== YOUR ASSIGNMENT ==
List all the lines in these records that hold "Поиск".

━━━ RECORD SET ━━━

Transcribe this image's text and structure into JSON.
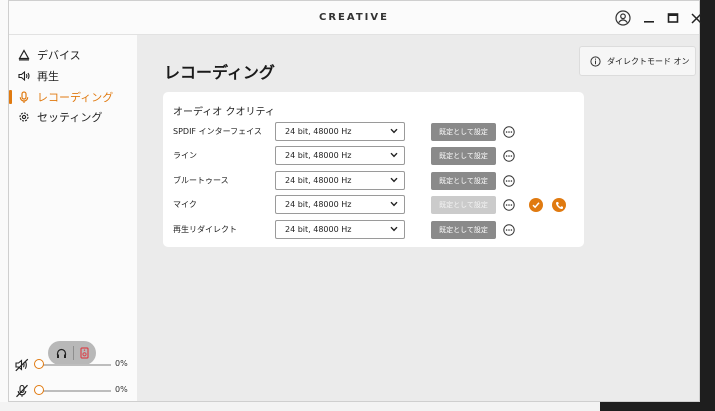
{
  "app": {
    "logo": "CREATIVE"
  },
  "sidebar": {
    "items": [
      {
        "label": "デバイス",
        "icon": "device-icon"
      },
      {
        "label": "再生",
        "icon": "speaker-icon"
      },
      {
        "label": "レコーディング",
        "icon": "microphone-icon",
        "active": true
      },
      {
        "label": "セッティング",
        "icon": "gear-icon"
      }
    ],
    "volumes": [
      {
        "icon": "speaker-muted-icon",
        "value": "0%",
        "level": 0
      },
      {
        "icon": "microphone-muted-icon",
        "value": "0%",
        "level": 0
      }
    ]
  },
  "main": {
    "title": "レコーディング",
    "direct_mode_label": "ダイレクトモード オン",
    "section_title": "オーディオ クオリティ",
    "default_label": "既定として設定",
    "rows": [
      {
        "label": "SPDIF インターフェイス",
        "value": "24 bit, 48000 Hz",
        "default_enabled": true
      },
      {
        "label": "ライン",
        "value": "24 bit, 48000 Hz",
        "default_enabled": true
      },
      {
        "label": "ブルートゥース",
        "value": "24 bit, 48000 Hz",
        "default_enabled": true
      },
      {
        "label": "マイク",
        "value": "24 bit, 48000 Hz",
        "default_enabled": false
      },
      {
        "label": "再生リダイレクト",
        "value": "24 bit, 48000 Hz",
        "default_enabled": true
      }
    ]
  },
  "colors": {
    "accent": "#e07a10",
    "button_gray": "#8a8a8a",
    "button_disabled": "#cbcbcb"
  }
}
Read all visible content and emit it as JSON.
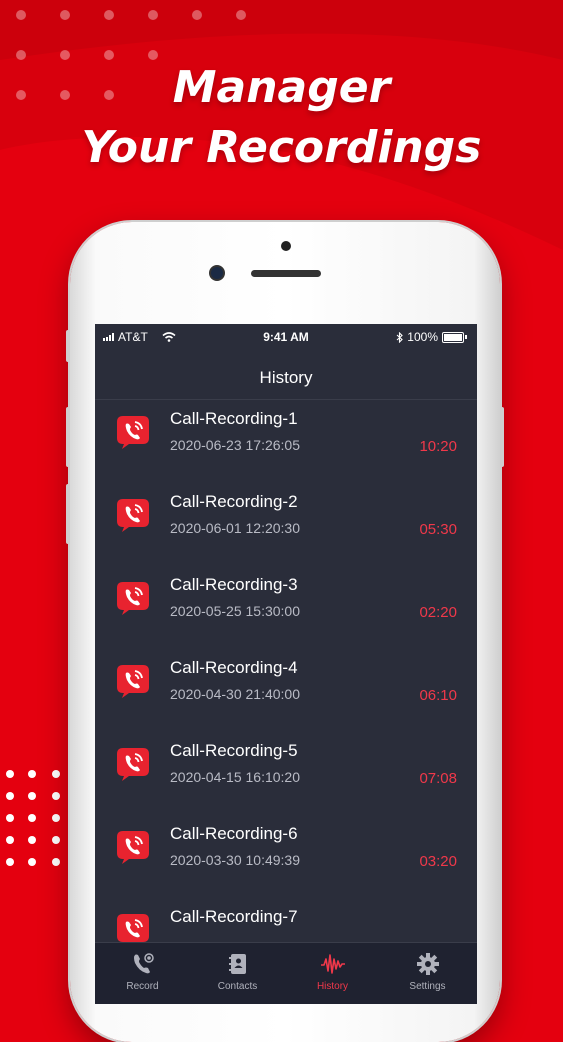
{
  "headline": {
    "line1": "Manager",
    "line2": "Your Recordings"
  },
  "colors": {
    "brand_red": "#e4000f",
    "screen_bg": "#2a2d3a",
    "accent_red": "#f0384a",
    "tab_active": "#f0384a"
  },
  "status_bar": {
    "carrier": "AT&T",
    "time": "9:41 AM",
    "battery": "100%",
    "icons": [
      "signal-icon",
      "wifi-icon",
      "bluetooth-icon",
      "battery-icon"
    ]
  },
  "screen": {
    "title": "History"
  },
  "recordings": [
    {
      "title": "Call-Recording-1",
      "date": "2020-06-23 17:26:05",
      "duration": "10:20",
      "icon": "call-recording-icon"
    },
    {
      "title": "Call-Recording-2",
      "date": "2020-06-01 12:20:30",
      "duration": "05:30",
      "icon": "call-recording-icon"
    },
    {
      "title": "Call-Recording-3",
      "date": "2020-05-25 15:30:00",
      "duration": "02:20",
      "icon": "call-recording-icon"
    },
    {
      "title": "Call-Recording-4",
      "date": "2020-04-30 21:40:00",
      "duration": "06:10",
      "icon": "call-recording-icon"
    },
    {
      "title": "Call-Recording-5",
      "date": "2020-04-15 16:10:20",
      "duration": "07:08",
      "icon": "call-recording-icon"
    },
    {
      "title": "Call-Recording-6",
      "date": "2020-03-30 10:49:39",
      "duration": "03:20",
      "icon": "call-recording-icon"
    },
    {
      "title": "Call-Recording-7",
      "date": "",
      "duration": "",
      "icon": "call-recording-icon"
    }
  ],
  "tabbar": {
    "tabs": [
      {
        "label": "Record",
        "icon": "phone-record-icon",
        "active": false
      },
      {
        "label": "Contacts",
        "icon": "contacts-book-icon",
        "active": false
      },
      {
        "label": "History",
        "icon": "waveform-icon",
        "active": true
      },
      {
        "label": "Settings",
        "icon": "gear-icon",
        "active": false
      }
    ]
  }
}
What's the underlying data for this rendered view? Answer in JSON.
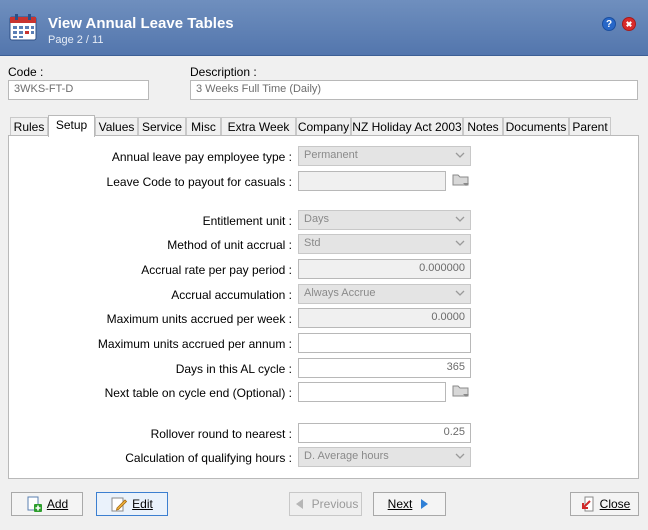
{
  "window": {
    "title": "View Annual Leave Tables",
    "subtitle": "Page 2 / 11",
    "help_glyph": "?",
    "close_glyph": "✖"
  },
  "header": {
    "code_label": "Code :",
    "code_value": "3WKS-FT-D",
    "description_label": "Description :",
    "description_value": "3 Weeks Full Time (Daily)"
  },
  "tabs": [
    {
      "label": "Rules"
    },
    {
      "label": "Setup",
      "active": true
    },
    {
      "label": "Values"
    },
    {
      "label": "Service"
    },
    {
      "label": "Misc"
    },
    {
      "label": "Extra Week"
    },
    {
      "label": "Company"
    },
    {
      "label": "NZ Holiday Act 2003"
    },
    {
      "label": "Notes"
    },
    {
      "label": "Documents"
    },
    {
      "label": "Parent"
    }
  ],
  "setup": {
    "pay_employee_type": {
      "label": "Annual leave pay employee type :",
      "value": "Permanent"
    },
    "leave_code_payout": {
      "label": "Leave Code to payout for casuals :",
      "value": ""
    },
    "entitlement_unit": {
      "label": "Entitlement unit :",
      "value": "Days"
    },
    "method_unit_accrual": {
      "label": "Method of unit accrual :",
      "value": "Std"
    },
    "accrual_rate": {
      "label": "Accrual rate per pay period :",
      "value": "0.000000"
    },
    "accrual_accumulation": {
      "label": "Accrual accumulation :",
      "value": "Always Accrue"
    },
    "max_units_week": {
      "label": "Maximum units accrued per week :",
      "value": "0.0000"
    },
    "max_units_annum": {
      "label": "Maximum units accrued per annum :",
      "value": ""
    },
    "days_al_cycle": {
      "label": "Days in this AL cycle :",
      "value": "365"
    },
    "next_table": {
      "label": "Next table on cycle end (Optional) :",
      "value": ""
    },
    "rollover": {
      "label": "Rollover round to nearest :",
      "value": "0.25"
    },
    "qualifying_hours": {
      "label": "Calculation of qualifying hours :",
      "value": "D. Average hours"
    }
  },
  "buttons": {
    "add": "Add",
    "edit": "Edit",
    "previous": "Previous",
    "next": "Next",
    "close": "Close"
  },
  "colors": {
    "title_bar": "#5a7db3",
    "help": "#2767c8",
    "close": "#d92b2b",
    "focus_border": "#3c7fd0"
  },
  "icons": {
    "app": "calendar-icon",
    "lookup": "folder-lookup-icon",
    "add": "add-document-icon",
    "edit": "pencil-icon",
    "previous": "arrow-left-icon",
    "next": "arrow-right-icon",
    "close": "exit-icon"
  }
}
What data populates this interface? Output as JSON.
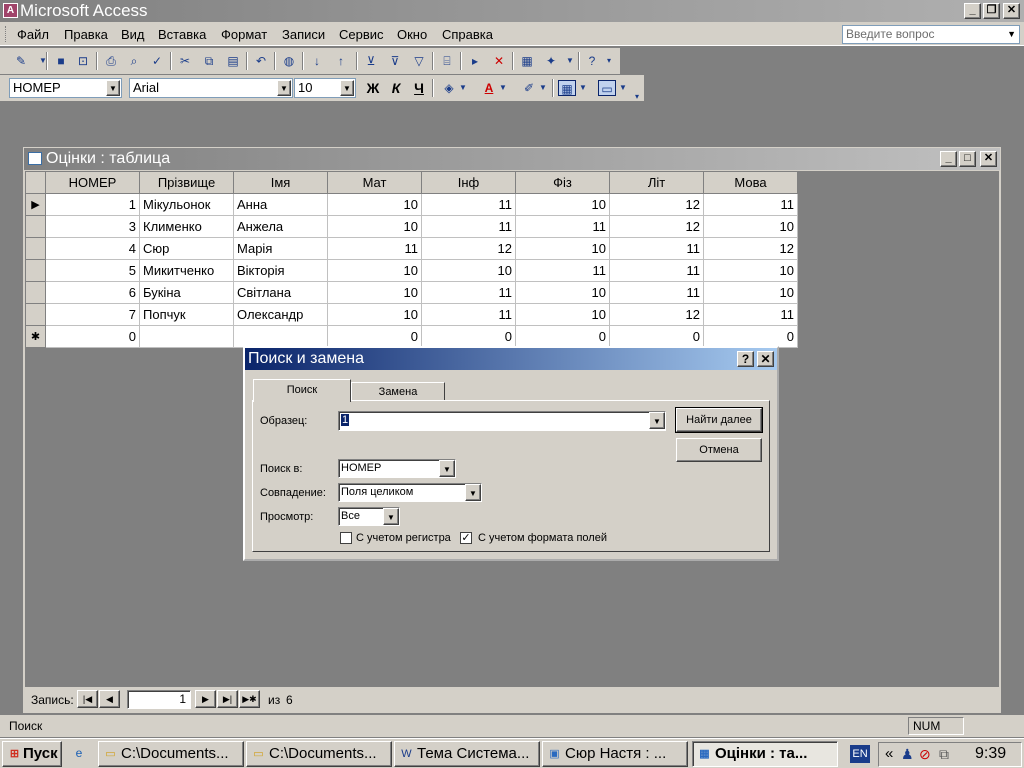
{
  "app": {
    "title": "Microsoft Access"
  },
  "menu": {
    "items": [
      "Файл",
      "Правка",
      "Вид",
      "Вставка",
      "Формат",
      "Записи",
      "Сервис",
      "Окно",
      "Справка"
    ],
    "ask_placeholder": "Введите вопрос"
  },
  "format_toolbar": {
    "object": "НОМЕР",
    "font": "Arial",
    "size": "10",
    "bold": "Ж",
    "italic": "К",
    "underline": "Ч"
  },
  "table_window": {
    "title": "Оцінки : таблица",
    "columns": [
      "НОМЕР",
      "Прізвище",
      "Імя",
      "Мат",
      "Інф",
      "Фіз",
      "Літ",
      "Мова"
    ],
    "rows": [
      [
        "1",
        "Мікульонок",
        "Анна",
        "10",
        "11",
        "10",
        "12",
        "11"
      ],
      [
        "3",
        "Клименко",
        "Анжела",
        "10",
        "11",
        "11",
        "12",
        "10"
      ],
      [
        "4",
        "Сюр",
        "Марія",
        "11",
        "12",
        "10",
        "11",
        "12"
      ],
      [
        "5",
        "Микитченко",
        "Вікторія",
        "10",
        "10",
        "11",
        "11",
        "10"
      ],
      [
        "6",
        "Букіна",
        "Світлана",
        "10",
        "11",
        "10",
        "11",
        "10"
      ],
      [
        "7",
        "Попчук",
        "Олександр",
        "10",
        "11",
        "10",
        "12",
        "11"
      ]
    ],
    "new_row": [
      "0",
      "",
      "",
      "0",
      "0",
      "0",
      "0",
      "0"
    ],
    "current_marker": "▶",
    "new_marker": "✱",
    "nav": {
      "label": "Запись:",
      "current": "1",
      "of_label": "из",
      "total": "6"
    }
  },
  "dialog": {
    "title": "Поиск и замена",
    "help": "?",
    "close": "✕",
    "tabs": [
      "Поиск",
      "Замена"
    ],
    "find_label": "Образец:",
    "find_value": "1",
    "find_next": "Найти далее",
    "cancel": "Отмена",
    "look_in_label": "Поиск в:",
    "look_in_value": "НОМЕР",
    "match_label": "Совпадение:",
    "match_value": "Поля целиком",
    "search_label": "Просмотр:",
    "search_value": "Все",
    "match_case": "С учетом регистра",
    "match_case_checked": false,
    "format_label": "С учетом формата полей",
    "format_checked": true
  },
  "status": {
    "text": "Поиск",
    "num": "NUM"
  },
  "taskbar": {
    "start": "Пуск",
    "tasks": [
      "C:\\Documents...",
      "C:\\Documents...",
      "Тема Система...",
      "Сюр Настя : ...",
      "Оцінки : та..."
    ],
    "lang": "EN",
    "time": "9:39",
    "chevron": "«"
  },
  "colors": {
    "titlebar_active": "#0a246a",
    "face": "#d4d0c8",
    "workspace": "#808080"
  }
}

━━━

== SOLUTION FOR THIS EXERCISE ==
    "title": "Поиск и замена",
      "Поиск",
    "look_in_label": "Поиск в:",
    "text": "Поиск",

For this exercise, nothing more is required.